Pioneer brothers created a memorial to a wrecked ship, says Raewyn Court.
It's not often you come across a historic homestead that is part house and part ship - but that's the story behind the new museum on Great Barrier Island.
When my forebears, brothers Hugh and Frank Gray, started building the house 90 years ago, they found the process of cutting kauri from the bush and sawing it up in the newly built mill arduous and time-consuming.
But luck came their way on a filthy night of torrential rain and heavy seas in May 1922, when the steamship SS Wiltshire struck the rocks on the southeastern cliff face of Great Barrier.
After the brothers had raced on horseback to help rescue all 113 passengers and crew with no loss of life (even the ship's cat survived), the ship broke up and the wreckage began to wash up on east coast beaches.

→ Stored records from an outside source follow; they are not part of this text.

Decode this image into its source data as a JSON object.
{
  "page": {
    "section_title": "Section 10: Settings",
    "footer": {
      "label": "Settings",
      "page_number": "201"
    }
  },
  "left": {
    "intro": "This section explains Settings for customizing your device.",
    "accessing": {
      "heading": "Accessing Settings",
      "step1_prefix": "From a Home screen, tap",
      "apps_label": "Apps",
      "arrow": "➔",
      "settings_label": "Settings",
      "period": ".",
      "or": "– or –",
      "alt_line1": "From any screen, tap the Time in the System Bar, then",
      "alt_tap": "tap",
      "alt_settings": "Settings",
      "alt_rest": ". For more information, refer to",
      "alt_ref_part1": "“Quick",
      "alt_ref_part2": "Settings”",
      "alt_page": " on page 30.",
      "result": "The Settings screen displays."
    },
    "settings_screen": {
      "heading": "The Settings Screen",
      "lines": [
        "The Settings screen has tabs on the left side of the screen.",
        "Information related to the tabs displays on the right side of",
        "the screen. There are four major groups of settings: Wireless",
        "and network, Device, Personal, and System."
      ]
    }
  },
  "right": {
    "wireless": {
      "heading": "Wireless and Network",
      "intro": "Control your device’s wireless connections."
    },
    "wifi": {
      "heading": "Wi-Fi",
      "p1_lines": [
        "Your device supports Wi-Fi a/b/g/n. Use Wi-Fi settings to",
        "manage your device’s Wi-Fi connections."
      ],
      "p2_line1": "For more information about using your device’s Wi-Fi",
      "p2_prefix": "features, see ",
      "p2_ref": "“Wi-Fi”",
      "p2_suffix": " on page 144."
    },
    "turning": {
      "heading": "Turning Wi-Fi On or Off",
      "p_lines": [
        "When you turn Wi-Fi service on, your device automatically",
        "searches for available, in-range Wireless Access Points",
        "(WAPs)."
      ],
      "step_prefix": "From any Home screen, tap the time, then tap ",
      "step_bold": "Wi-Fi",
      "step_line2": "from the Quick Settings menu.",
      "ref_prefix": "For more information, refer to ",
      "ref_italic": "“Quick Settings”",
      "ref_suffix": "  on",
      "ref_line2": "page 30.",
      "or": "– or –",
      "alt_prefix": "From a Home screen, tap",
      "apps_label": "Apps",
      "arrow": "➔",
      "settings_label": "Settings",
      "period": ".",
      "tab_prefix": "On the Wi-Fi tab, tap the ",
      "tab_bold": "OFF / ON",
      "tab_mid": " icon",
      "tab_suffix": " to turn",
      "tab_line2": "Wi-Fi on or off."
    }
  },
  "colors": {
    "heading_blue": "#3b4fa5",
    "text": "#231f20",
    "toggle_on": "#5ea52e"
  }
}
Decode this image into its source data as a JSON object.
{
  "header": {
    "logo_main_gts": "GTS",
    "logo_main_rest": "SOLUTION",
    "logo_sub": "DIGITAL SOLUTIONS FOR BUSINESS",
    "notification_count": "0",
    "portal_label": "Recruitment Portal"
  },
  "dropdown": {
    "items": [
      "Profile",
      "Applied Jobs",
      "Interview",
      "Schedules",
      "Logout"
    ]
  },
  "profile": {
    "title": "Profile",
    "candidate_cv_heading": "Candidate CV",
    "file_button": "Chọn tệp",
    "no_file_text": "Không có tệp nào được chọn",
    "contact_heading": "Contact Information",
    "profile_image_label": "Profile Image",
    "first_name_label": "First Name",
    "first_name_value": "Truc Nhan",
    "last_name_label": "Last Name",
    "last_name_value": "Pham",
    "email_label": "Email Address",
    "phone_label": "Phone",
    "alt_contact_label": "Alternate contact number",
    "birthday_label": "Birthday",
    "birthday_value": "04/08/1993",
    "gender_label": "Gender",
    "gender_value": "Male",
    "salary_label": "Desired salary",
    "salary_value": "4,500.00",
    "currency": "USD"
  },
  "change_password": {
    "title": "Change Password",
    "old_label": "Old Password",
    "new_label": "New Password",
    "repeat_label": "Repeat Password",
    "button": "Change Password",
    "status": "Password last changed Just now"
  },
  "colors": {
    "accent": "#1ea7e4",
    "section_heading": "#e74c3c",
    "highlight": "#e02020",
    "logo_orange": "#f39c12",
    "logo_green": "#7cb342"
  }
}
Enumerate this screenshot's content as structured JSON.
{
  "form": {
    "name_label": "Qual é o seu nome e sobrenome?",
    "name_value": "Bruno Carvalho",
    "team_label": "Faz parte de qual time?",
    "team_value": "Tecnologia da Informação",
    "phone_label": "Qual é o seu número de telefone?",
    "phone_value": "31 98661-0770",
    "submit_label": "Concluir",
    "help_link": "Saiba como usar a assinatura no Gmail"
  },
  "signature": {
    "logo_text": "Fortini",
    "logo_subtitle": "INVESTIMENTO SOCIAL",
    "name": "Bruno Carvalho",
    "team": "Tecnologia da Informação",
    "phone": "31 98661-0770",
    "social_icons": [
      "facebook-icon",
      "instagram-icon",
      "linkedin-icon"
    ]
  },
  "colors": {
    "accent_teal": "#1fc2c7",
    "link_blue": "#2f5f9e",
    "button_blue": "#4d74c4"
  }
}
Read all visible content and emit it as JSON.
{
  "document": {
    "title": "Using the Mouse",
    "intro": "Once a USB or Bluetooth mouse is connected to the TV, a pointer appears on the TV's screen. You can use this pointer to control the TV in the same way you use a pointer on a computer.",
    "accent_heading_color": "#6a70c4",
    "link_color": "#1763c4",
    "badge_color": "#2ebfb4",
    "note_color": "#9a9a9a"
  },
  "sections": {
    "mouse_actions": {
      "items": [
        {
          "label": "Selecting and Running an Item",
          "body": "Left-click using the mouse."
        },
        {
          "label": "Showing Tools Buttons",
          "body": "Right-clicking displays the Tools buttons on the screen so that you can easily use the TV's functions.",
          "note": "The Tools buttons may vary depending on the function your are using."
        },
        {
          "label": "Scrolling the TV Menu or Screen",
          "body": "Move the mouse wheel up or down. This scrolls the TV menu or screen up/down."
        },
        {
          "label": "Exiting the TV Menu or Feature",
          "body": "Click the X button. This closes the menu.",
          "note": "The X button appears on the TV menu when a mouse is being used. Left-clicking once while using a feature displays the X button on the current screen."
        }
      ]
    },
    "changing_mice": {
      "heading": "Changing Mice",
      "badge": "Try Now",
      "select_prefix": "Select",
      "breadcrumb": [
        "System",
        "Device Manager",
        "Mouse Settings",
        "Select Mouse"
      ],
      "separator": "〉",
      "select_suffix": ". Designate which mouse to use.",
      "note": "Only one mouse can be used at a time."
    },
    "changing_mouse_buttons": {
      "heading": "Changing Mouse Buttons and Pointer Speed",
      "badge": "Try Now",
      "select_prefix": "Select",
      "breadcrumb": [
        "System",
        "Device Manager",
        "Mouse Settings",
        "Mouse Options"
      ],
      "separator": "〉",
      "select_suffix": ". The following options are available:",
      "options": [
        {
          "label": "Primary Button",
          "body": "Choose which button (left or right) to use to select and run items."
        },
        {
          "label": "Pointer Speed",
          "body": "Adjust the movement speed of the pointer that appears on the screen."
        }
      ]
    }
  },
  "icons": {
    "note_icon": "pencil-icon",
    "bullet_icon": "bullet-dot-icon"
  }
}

Ah, the bounty to be had. Barrels of spirits came in on the overnight tide, and the locals soon learned to rise early so they could bury the barrels in the sand before the customs men came through with their hatchets.
With house-building in mind, the Gray brothers were most interested in the timbers washing up from the wreck. The derricks had been made of a lovely Baltic pine, and Hugh and Frank rafted it up the Kaitoke Creek on the incoming tide, to be carted by horse and dray to the house site and sawn up for purlins and rafters.
Cabin doors became the house's interior doors. The kitchen ceiling was lined with Baltic pine, which over time blackened with smoke from the wood range.
Frank never married, but Hugh and his wife, Ida, raised six children in the house before moving to Auckland during World War II.
The house was used by the family for holidays for the next 50 years, gradually falling into a state of disrepair and becoming uninhabitable by the 1990s. By then it was spooky to walk through the gloomy rooms. Scraps of original wallpaper were the only recognisable sign of decades of pioneering family life, with all its joys and tragedies.
But the Great Barrier Island Community Heritage and Arts Village Trust has rescued the Gray house - along with another historic home, the Mabey house, associated with the wreck of the SS Wairarapa in 1894 - and has relocated it to the village in central Claris. The old homes are being restored to form part of the island's museum-and-art gallery complex. Despite the deterioration of the Gray house, some of the SS Wiltshire's timbers have remained and will be incorporated into the restoration as a memorial to that long-lost ship.
The Gray House: The Mabey Gallery and Gray House Museum are at 80 Hector Sanderson Rd, Claris. Ph (09) 429 0039.